**WHAT NEEDS TO BE DONE**
Your answer must be the full set of entries, repeated exactly.

**Stored items**
______
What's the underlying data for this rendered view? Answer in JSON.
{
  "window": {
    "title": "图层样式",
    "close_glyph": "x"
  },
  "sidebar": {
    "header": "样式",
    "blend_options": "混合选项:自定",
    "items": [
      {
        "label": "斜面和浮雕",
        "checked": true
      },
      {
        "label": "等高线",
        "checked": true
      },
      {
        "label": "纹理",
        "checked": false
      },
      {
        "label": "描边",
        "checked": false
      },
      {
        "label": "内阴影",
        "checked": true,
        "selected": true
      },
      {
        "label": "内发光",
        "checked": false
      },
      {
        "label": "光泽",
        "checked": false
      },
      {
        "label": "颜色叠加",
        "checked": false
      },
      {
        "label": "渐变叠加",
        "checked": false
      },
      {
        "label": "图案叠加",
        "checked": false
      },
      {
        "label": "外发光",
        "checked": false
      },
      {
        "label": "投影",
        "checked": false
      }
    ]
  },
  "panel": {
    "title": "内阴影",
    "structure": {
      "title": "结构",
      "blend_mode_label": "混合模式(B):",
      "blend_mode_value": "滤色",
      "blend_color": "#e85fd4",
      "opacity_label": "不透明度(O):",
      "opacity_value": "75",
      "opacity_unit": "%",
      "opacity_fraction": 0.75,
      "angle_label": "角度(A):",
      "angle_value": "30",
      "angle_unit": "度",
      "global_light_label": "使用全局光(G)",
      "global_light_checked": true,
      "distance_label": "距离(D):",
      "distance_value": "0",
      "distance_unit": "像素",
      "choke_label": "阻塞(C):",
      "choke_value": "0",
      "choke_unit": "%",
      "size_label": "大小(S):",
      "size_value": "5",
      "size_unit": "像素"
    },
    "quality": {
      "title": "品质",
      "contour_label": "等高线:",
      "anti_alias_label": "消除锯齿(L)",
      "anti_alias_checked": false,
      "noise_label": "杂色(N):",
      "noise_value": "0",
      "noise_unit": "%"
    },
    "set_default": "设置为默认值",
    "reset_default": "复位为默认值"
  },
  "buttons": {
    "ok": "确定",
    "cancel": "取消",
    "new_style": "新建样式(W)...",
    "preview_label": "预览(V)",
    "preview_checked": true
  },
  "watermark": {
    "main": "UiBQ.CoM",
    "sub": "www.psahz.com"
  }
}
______
**WRITTEN REPLY**
What's the underlying data for this rendered view? Answer in JSON.
{
  "window": {
    "title": "图层样式",
    "close_glyph": "x"
  },
  "sidebar": {
    "header": "样式",
    "blend_options": "混合选项:自定",
    "items": [
      {
        "label": "斜面和浮雕",
        "checked": true
      },
      {
        "label": "等高线",
        "checked": true
      },
      {
        "label": "纹理",
        "checked": false
      },
      {
        "label": "描边",
        "checked": false
      },
      {
        "label": "内阴影",
        "checked": true,
        "selected": true
      },
      {
        "label": "内发光",
        "checked": false
      },
      {
        "label": "光泽",
        "checked": false
      },
      {
        "label": "颜色叠加",
        "checked": false
      },
      {
        "label": "渐变叠加",
        "checked": false
      },
      {
        "label": "图案叠加",
        "checked": false
      },
      {
        "label": "外发光",
        "checked": false
      },
      {
        "label": "投影",
        "checked": false
      }
    ]
  },
  "panel": {
    "title": "内阴影",
    "structure": {
      "title": "结构",
      "blend_mode_label": "混合模式(B):",
      "blend_mode_value": "滤色",
      "blend_color": "#e85fd4",
      "opacity_label": "不透明度(O):",
      "opacity_value": "75",
      "opacity_unit": "%",
      "opacity_fraction": 0.75,
      "angle_label": "角度(A):",
      "angle_value": "30",
      "angle_unit": "度",
      "global_light_label": "使用全局光(G)",
      "global_light_checked": true,
      "distance_label": "距离(D):",
      "distance_value": "0",
      "distance_unit": "像素",
      "choke_label": "阻塞(C):",
      "choke_value": "0",
      "choke_unit": "%",
      "size_label": "大小(S):",
      "size_value": "5",
      "size_unit": "像素"
    },
    "quality": {
      "title": "品质",
      "contour_label": "等高线:",
      "anti_alias_label": "消除锯齿(L)",
      "anti_alias_checked": false,
      "noise_label": "杂色(N):",
      "noise_value": "0",
      "noise_unit": "%"
    },
    "set_default": "设置为默认值",
    "reset_default": "复位为默认值"
  },
  "buttons": {
    "ok": "确定",
    "cancel": "取消",
    "new_style": "新建样式(W)...",
    "preview_label": "预览(V)",
    "preview_checked": true
  },
  "watermark": {
    "main": "UiBQ.CoM",
    "sub": "www.psahz.com"
  }
}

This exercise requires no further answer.